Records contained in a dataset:
↓
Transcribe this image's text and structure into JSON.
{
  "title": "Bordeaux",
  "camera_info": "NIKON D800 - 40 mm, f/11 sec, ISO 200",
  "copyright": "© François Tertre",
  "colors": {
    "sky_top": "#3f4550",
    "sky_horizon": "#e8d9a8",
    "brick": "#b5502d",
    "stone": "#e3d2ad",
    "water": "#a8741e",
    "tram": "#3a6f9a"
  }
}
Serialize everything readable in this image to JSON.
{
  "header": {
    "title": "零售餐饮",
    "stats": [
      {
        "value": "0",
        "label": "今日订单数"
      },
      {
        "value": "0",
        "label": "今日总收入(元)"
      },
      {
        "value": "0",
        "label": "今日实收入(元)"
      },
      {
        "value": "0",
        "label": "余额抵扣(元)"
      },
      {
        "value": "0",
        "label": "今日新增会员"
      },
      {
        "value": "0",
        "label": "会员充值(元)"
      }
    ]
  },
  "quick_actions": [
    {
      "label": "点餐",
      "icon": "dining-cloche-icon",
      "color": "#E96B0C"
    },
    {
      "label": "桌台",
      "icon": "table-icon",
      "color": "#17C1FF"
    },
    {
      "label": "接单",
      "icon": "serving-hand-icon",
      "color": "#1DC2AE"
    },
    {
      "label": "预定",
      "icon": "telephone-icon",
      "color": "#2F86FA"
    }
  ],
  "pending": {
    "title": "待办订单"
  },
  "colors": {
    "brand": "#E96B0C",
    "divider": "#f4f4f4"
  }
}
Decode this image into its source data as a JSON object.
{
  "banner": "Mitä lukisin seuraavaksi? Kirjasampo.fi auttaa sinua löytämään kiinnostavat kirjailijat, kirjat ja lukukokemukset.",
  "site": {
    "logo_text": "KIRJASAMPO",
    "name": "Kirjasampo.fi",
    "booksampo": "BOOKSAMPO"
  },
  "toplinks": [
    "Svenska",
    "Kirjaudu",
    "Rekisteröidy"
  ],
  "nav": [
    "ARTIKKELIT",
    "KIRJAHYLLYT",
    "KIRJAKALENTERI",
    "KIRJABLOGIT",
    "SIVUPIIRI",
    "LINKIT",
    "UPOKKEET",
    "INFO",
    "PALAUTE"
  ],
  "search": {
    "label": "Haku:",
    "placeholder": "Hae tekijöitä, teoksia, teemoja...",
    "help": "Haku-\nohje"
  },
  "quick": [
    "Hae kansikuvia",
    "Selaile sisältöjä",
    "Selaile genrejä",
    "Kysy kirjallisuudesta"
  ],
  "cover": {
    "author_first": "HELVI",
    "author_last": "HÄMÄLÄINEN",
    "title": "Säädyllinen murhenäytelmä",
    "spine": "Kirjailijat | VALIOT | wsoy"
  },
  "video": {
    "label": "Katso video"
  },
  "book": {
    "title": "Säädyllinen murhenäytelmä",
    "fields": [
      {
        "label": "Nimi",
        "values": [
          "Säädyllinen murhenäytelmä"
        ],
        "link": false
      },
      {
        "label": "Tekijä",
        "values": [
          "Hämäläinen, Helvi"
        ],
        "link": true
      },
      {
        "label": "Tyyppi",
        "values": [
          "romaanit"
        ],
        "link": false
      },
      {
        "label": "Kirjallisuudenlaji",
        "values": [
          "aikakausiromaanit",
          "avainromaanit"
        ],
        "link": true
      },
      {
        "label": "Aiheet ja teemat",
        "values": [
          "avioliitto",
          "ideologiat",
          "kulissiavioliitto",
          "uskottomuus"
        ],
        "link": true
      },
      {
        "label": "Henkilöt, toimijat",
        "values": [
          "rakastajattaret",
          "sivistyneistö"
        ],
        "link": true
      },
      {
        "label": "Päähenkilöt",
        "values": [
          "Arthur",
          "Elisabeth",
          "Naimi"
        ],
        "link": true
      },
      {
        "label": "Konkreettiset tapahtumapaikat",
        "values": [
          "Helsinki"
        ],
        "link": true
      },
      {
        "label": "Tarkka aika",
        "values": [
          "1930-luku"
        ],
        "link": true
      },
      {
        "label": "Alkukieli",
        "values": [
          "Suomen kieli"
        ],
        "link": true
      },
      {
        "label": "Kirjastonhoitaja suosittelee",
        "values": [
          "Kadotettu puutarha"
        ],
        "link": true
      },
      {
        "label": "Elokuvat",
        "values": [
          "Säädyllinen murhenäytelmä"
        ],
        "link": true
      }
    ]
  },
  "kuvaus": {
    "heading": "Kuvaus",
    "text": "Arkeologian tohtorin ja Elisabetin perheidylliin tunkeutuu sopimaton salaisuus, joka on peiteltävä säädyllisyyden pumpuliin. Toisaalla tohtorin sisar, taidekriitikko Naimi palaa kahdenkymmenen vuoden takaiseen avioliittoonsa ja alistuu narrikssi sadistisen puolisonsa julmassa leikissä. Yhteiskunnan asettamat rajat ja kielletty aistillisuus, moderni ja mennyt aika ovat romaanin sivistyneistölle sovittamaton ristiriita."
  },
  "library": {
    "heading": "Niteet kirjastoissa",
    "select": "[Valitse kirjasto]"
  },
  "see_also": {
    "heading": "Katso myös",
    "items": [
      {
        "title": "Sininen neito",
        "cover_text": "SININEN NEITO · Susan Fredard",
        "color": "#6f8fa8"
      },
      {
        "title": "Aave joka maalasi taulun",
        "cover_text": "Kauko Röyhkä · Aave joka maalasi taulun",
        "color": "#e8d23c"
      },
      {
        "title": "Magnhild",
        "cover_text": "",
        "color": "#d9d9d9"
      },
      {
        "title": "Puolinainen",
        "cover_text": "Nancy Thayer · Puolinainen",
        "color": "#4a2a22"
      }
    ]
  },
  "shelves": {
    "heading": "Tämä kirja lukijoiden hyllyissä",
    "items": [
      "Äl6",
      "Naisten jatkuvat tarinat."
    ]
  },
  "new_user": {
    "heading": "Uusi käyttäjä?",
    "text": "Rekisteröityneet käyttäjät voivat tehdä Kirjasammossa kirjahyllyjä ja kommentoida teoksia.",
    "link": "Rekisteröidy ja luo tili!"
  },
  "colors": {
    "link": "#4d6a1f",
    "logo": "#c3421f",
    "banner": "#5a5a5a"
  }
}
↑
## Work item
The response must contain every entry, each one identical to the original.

## Written response
Transcribe this image's text and structure into JSON.
{
  "title": "Bordeaux",
  "camera_info": "NIKON D800 - 40 mm, f/11 sec, ISO 200",
  "copyright": "© François Tertre",
  "colors": {
    "sky_top": "#3f4550",
    "sky_horizon": "#e8d9a8",
    "brick": "#b5502d",
    "stone": "#e3d2ad",
    "water": "#a8741e",
    "tram": "#3a6f9a"
  }
}
Serialize everything readable in this image to JSON.
{
  "header": {
    "title": "零售餐饮",
    "stats": [
      {
        "value": "0",
        "label": "今日订单数"
      },
      {
        "value": "0",
        "label": "今日总收入(元)"
      },
      {
        "value": "0",
        "label": "今日实收入(元)"
      },
      {
        "value": "0",
        "label": "余额抵扣(元)"
      },
      {
        "value": "0",
        "label": "今日新增会员"
      },
      {
        "value": "0",
        "label": "会员充值(元)"
      }
    ]
  },
  "quick_actions": [
    {
      "label": "点餐",
      "icon": "dining-cloche-icon",
      "color": "#E96B0C"
    },
    {
      "label": "桌台",
      "icon": "table-icon",
      "color": "#17C1FF"
    },
    {
      "label": "接单",
      "icon": "serving-hand-icon",
      "color": "#1DC2AE"
    },
    {
      "label": "预定",
      "icon": "telephone-icon",
      "color": "#2F86FA"
    }
  ],
  "pending": {
    "title": "待办订单"
  },
  "colors": {
    "brand": "#E96B0C",
    "divider": "#f4f4f4"
  }
}
Decode this image into its source data as a JSON object.
{
  "banner": "Mitä lukisin seuraavaksi? Kirjasampo.fi auttaa sinua löytämään kiinnostavat kirjailijat, kirjat ja lukukokemukset.",
  "site": {
    "logo_text": "KIRJASAMPO",
    "name": "Kirjasampo.fi",
    "booksampo": "BOOKSAMPO"
  },
  "toplinks": [
    "Svenska",
    "Kirjaudu",
    "Rekisteröidy"
  ],
  "nav": [
    "ARTIKKELIT",
    "KIRJAHYLLYT",
    "KIRJAKALENTERI",
    "KIRJABLOGIT",
    "SIVUPIIRI",
    "LINKIT",
    "UPOKKEET",
    "INFO",
    "PALAUTE"
  ],
  "search": {
    "label": "Haku:",
    "placeholder": "Hae tekijöitä, teoksia, teemoja...",
    "help": "Haku-\nohje"
  },
  "quick": [
    "Hae kansikuvia",
    "Selaile sisältöjä",
    "Selaile genrejä",
    "Kysy kirjallisuudesta"
  ],
  "cover": {
    "author_first": "HELVI",
    "author_last": "HÄMÄLÄINEN",
    "title": "Säädyllinen murhenäytelmä",
    "spine": "Kirjailijat | VALIOT | wsoy"
  },
  "video": {
    "label": "Katso video"
  },
  "book": {
    "title": "Säädyllinen murhenäytelmä",
    "fields": [
      {
        "label": "Nimi",
        "values": [
          "Säädyllinen murhenäytelmä"
        ],
        "link": false
      },
      {
        "label": "Tekijä",
        "values": [
          "Hämäläinen, Helvi"
        ],
        "link": true
      },
      {
        "label": "Tyyppi",
        "values": [
          "romaanit"
        ],
        "link": false
      },
      {
        "label": "Kirjallisuudenlaji",
        "values": [
          "aikakausiromaanit",
          "avainromaanit"
        ],
        "link": true
      },
      {
        "label": "Aiheet ja teemat",
        "values": [
          "avioliitto",
          "ideologiat",
          "kulissiavioliitto",
          "uskottomuus"
        ],
        "link": true
      },
      {
        "label": "Henkilöt, toimijat",
        "values": [
          "rakastajattaret",
          "sivistyneistö"
        ],
        "link": true
      },
      {
        "label": "Päähenkilöt",
        "values": [
          "Arthur",
          "Elisabeth",
          "Naimi"
        ],
        "link": true
      },
      {
        "label": "Konkreettiset tapahtumapaikat",
        "values": [
          "Helsinki"
        ],
        "link": true
      },
      {
        "label": "Tarkka aika",
        "values": [
          "1930-luku"
        ],
        "link": true
      },
      {
        "label": "Alkukieli",
        "values": [
          "Suomen kieli"
        ],
        "link": true
      },
      {
        "label": "Kirjastonhoitaja suosittelee",
        "values": [
          "Kadotettu puutarha"
        ],
        "link": true
      },
      {
        "label": "Elokuvat",
        "values": [
          "Säädyllinen murhenäytelmä"
        ],
        "link": true
      }
    ]
  },
  "kuvaus": {
    "heading": "Kuvaus",
    "text": "Arkeologian tohtorin ja Elisabetin perheidylliin tunkeutuu sopimaton salaisuus, joka on peiteltävä säädyllisyyden pumpuliin. Toisaalla tohtorin sisar, taidekriitikko Naimi palaa kahdenkymmenen vuoden takaiseen avioliittoonsa ja alistuu narrikssi sadistisen puolisonsa julmassa leikissä. Yhteiskunnan asettamat rajat ja kielletty aistillisuus, moderni ja mennyt aika ovat romaanin sivistyneistölle sovittamaton ristiriita."
  },
  "library": {
    "heading": "Niteet kirjastoissa",
    "select": "[Valitse kirjasto]"
  },
  "see_also": {
    "heading": "Katso myös",
    "items": [
      {
        "title": "Sininen neito",
        "cover_text": "SININEN NEITO · Susan Fredard",
        "color": "#6f8fa8"
      },
      {
        "title": "Aave joka maalasi taulun",
        "cover_text": "Kauko Röyhkä · Aave joka maalasi taulun",
        "color": "#e8d23c"
      },
      {
        "title": "Magnhild",
        "cover_text": "",
        "color": "#d9d9d9"
      },
      {
        "title": "Puolinainen",
        "cover_text": "Nancy Thayer · Puolinainen",
        "color": "#4a2a22"
      }
    ]
  },
  "shelves": {
    "heading": "Tämä kirja lukijoiden hyllyissä",
    "items": [
      "Äl6",
      "Naisten jatkuvat tarinat."
    ]
  },
  "new_user": {
    "heading": "Uusi käyttäjä?",
    "text": "Rekisteröityneet käyttäjät voivat tehdä Kirjasammossa kirjahyllyjä ja kommentoida teoksia.",
    "link": "Rekisteröidy ja luo tili!"
  },
  "colors": {
    "link": "#4d6a1f",
    "logo": "#c3421f",
    "banner": "#5a5a5a"
  }
}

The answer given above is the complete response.